WORK ORDER » Within the listing below, determine how many lines hold the word "icon". Give the number with no commentary.
(DATA TO USE Opens)
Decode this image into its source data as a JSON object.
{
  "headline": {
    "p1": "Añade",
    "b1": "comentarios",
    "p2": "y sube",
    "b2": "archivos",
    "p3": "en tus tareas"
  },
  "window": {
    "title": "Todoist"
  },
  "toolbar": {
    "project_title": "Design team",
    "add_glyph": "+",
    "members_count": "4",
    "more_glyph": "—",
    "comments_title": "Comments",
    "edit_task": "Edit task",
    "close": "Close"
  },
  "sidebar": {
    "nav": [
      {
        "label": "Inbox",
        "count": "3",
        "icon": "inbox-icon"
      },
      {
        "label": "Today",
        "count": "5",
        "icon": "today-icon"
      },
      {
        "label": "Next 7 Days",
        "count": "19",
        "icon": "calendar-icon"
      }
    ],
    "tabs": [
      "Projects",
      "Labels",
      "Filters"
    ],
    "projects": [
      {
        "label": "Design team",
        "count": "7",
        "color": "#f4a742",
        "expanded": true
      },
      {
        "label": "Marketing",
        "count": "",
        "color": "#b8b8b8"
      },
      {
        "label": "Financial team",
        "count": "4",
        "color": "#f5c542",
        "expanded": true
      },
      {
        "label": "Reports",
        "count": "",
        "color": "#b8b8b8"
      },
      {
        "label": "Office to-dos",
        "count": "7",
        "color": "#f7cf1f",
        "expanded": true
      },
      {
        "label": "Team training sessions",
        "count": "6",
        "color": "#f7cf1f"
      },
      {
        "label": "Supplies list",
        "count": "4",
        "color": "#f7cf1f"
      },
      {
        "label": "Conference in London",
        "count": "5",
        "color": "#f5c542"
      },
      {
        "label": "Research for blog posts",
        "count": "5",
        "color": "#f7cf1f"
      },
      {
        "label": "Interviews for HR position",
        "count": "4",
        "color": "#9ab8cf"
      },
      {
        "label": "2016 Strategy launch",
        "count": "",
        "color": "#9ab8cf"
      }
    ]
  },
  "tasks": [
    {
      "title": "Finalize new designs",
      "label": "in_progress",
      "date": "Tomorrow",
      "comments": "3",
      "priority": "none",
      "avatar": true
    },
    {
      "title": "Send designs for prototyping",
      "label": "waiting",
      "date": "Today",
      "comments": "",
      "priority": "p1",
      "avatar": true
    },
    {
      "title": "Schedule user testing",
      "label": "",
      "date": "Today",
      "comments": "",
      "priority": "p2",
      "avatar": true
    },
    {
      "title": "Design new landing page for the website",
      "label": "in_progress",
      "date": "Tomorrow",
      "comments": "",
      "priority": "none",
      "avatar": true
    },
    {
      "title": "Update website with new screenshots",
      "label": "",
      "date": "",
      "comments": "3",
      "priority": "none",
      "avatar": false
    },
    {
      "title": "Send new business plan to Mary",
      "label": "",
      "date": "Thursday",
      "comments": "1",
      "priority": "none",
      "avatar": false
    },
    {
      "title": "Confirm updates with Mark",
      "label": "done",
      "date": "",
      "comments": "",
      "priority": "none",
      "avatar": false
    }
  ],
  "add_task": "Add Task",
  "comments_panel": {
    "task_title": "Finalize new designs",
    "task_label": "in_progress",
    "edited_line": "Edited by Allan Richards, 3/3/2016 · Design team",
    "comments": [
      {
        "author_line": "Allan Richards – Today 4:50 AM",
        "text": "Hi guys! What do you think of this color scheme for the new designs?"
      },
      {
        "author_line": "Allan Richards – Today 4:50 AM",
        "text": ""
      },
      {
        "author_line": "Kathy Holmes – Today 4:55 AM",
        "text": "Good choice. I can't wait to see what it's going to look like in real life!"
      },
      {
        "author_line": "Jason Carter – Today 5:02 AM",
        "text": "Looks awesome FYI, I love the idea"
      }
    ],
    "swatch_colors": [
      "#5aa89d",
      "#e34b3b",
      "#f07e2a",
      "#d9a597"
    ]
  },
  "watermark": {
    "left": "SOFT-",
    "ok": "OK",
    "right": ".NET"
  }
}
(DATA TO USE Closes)
OUTPUT OF THE EXERCISE » 3